(Web page and app entries)
========
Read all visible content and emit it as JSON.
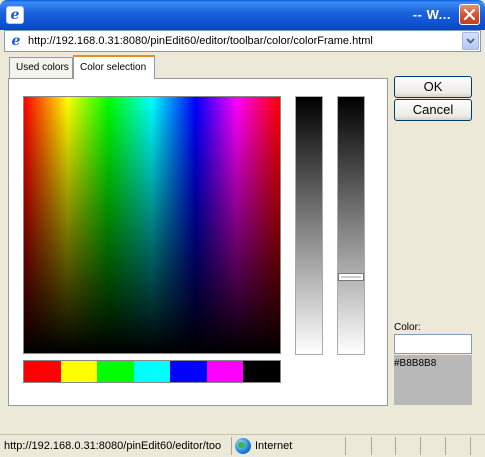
{
  "window": {
    "title": "-- W...",
    "app_icon": "ie-icon"
  },
  "address": {
    "url": "http://192.168.0.31:8080/pinEdit60/editor/toolbar/color/colorFrame.html"
  },
  "tabs": [
    {
      "label": "Used colors",
      "active": false
    },
    {
      "label": "Color selection",
      "active": true
    }
  ],
  "buttons": {
    "ok_label": "OK",
    "cancel_label": "Cancel"
  },
  "color": {
    "label": "Color:",
    "input_value": "",
    "hex": "#B8B8B8",
    "preview_color": "#b8b8b8"
  },
  "swatches": [
    "#ff0000",
    "#ffff00",
    "#00ff00",
    "#00ffff",
    "#0000ff",
    "#ff00ff",
    "#000000"
  ],
  "slider": {
    "level": 0.7
  },
  "status": {
    "url": "http://192.168.0.31:8080/pinEdit60/editor/too",
    "zone": "Internet",
    "zone_icon": "globe-icon"
  }
}
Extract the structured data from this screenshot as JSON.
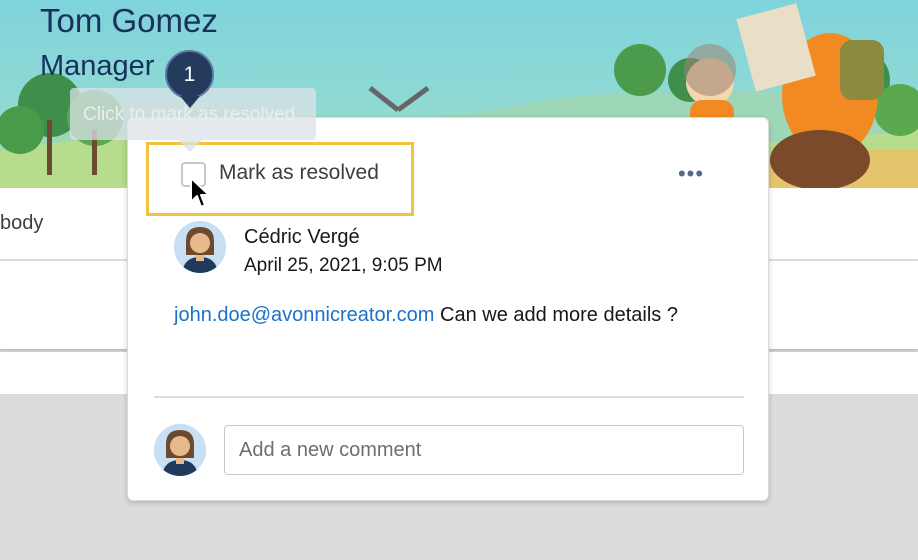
{
  "profile": {
    "name": "Tom Gomez",
    "title": "Manager"
  },
  "page": {
    "body_text": "body"
  },
  "tooltip": {
    "step_number": "1",
    "text": "Click to mark as resolved"
  },
  "comment_popover": {
    "resolve_label": "Mark as resolved",
    "resolved": false,
    "more_actions_icon": "ellipsis-icon",
    "author": "Cédric Vergé",
    "timestamp": "April 25, 2021, 9:05 PM",
    "mention": "john.doe@avonnicreator.com",
    "message": " Can we add more details ?",
    "new_comment_placeholder": "Add a new comment"
  },
  "colors": {
    "highlight": "#f2c43d",
    "link": "#1a73c8",
    "step_badge": "#243b5e"
  }
}
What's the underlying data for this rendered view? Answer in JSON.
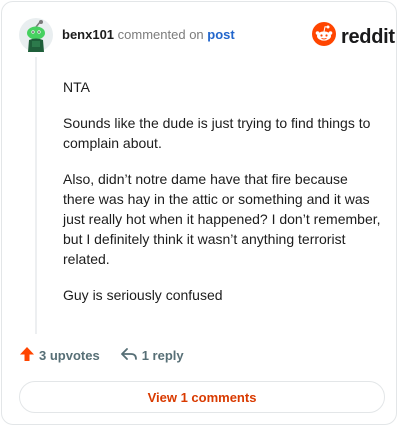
{
  "header": {
    "username": "benx101",
    "action_text": "commented on",
    "post_link": "post",
    "brand": "reddit",
    "avatar_icon": "snoo-avatar-icon",
    "brand_icon": "reddit-logo-icon"
  },
  "comment": {
    "paragraphs": [
      "NTA",
      "Sounds like the dude is just trying to find things to complain about.",
      "Also, didn’t notre dame have that fire because there was hay in the attic or something and it was just really hot when it happened? I don’t remember, but I definitely think it wasn’t anything terrorist related.",
      "Guy is seriously confused"
    ]
  },
  "actions": {
    "upvotes_label": "3 upvotes",
    "reply_label": "1 reply",
    "upvote_icon": "upvote-arrow-icon",
    "reply_icon": "reply-arrow-icon"
  },
  "footer": {
    "view_comments_label": "View 1 comments"
  },
  "colors": {
    "brand_orange": "#ff4500",
    "view_button_text": "#d93a00",
    "link_blue": "#2266cc"
  }
}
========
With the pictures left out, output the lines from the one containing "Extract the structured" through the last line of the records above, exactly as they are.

Extract the structured data from this screenshot as JSON.
{
  "profile": {
    "name": "Tom Gomez",
    "title": "Manager"
  },
  "page": {
    "body_text": "body"
  },
  "tooltip": {
    "step_number": "1",
    "text": "Click to mark as resolved"
  },
  "comment_popover": {
    "resolve_label": "Mark as resolved",
    "resolved": false,
    "more_actions_icon": "ellipsis-icon",
    "author": "Cédric Vergé",
    "timestamp": "April 25, 2021, 9:05 PM",
    "mention": "john.doe@avonnicreator.com",
    "message": " Can we add more details ?",
    "new_comment_placeholder": "Add a new comment"
  },
  "colors": {
    "highlight": "#f2c43d",
    "link": "#1a73c8",
    "step_badge": "#243b5e"
  }
}
What's the underlying data for this rendered view? Answer in JSON.
{
  "header": {
    "username": "benx101",
    "action_text": "commented on",
    "post_link": "post",
    "brand": "reddit",
    "avatar_icon": "snoo-avatar-icon",
    "brand_icon": "reddit-logo-icon"
  },
  "comment": {
    "paragraphs": [
      "NTA",
      "Sounds like the dude is just trying to find things to complain about.",
      "Also, didn’t notre dame have that fire because there was hay in the attic or something and it was just really hot when it happened? I don’t remember, but I definitely think it wasn’t anything terrorist related.",
      "Guy is seriously confused"
    ]
  },
  "actions": {
    "upvotes_label": "3 upvotes",
    "reply_label": "1 reply",
    "upvote_icon": "upvote-arrow-icon",
    "reply_icon": "reply-arrow-icon"
  },
  "footer": {
    "view_comments_label": "View 1 comments"
  },
  "colors": {
    "brand_orange": "#ff4500",
    "view_button_text": "#d93a00",
    "link_blue": "#2266cc"
  }
}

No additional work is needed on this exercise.